I took a wonderful weekend class at Grub Street Writers given by Stace Budzko on Story Construction. I finished The History of Love by Nicole Krauss which made it into my top ten best books of all times. Last night my daughter and I went out to dinner and spent two hours talking about it. It is a must read for characterization, plot--most of all for the beautiful writing.

5 comments:

Lisa said...

I was in the fourth grade and we had a homework assignment to write a story. It was supposed to be a page long, but I started to write and by the time I finished it was ten. It was a sort of Wizard of Oz meets the movie Journey to the Center of the Earth with a little Gulliver's Travels thrown in and a surprise ending. I remember getting started on the story and not being able to stop. It was such a rush and it was the first time I ever felt like I could do something special. I turned it in and the teachers were all passing it around and saying they should enter it in a contest. I was called in to somebody's office about the story and somebody else called my mother to tell her how impressed they were. After that, I wrote all the time and never stopped. I don't have any other mementos from that time in my life, but I still have that story.

The Writers' Group said...

Lisa, what a great story! I love it when teachers encourage very young children that way. Mine was when I was 11 and wrote a letter nominating my dad to the National Father-of-the-Year Committee. He won!

Amy

kristen said...

About 7 years ago, I was taking my first creative writing class at NYU and I was extremely nervous. I had been a journalist for years, but had only just started to try my hand at fiction. I was out on an emotional limb, desperate for positive reinforcement, but my first two writing assignments didn’t go well. I just couldn’t connect with the topics and I was discouraged. About four weeks into it, we started to submit stories based on our own ideas. And not long after that, the instructor started writing encouraging comments in the margins of my work. By the end of the course, she had invited me to join her private workshop—a salon with about six other writers, many of whom were fairly well established. Though she told me I had a lot to learn about form, structure and such, the one thing she said that has never left me is this: "Clearly, you can write. And you must."

I still haven’t written my novel, but if ever I have doubts that it will happen, I go back and look at her notes and I remember that all things are possible.

The Writers' Group said...

Kristen, you & I took the same path to fiction: journalism first. I love stories like yours because it illustrates how just a little positive re-enforcement can change a life. Those notes in the margins urged you forward, then the invitation to the group. Of course you can write the novel. And you must.

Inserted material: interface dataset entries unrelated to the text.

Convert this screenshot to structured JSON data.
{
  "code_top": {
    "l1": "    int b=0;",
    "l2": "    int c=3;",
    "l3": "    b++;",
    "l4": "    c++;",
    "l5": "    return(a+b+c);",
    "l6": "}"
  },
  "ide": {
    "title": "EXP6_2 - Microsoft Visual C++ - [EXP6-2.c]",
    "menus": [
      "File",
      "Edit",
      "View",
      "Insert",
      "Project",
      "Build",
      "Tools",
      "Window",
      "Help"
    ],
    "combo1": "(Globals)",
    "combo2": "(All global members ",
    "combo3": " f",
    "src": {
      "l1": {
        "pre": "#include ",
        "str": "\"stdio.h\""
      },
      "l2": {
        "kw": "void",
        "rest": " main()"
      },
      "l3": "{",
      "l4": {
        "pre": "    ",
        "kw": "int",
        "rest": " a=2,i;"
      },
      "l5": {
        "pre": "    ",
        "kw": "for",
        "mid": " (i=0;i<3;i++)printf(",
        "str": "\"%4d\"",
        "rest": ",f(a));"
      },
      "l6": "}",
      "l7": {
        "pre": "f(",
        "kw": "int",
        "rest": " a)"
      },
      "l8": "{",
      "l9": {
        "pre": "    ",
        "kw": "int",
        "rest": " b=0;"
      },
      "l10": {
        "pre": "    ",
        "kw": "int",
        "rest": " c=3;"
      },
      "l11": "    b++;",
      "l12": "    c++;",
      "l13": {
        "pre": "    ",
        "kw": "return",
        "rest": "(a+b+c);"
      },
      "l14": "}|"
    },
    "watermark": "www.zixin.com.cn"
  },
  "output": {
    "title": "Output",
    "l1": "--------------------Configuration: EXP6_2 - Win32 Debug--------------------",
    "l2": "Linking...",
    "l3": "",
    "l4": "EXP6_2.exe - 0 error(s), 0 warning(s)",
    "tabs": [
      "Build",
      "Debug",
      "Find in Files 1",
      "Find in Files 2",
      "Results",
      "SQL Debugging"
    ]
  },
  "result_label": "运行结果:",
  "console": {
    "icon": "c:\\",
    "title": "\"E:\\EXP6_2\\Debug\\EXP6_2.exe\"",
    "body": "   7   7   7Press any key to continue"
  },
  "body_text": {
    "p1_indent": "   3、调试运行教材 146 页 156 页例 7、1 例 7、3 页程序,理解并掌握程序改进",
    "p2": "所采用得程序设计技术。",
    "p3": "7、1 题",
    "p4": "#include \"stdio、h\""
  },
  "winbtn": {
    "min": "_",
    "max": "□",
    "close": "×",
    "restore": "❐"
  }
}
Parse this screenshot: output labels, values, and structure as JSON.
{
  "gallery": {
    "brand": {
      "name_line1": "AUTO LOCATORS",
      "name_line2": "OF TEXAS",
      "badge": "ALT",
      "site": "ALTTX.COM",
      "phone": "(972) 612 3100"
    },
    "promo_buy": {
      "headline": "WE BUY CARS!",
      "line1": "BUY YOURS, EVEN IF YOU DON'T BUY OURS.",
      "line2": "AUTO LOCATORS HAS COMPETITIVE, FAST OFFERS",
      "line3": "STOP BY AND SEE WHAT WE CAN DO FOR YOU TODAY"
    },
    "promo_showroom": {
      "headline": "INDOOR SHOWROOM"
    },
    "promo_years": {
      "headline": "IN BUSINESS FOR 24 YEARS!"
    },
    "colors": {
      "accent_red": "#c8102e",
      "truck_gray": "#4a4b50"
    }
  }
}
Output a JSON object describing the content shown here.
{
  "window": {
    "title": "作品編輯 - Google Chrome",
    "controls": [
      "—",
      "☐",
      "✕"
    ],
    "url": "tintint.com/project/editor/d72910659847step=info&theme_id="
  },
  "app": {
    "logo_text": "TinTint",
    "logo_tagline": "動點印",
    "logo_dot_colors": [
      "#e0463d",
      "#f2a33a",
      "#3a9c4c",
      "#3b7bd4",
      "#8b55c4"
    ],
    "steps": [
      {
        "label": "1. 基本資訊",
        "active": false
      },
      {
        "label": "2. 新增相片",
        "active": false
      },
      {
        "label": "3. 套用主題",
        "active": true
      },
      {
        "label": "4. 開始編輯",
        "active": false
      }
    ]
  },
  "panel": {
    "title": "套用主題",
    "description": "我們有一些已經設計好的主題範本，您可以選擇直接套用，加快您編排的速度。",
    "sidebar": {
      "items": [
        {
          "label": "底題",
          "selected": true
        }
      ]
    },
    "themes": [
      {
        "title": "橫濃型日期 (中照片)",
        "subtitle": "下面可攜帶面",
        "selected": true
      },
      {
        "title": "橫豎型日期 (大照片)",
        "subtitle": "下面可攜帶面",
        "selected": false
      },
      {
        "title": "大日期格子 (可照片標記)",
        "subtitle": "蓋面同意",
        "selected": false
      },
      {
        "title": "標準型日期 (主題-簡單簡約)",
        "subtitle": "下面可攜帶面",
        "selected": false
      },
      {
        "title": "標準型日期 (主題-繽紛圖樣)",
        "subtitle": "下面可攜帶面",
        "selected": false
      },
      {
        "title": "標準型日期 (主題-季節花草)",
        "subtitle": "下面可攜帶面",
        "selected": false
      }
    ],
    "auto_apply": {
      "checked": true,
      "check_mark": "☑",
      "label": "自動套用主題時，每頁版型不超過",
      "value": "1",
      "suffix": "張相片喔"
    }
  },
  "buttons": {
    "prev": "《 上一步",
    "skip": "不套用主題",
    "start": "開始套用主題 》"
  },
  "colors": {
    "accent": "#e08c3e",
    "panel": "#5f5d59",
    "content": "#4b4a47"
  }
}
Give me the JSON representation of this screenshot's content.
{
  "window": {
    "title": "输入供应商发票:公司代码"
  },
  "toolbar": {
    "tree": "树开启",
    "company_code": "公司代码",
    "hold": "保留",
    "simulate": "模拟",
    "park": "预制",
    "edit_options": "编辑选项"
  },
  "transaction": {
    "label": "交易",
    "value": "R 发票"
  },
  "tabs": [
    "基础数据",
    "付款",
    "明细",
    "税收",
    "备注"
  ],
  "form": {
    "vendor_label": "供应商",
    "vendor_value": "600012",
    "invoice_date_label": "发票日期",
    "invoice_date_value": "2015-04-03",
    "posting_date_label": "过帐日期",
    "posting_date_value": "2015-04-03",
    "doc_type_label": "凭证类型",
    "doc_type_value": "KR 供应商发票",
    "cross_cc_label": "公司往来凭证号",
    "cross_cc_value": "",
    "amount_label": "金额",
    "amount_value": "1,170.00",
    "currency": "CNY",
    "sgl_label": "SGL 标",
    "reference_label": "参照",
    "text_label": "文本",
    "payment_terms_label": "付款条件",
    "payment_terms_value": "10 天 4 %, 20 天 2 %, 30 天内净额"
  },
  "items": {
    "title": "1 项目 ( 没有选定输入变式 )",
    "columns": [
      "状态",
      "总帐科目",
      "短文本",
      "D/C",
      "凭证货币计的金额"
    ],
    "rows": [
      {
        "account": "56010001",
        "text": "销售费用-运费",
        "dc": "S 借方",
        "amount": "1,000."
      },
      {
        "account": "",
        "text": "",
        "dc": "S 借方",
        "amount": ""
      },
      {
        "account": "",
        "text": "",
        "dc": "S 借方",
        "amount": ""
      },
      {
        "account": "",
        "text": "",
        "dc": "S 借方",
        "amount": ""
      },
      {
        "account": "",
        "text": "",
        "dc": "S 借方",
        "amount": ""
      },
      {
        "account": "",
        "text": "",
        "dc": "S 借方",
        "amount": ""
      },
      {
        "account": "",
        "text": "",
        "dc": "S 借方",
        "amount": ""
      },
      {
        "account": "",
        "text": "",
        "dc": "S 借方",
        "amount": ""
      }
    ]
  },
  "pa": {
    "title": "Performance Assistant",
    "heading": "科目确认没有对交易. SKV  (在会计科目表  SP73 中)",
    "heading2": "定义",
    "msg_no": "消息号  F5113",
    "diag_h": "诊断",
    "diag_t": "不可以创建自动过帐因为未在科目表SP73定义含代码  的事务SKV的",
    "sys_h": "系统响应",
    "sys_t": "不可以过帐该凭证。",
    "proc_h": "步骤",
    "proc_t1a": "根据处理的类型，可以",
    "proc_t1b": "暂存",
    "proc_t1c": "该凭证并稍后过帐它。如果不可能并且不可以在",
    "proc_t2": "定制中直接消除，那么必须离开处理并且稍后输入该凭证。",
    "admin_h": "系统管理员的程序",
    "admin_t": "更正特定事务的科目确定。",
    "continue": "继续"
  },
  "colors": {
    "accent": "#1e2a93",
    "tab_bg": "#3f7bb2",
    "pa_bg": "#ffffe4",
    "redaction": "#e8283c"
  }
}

exposicion muebles madrid said...

This can't truly have success, I suppose so.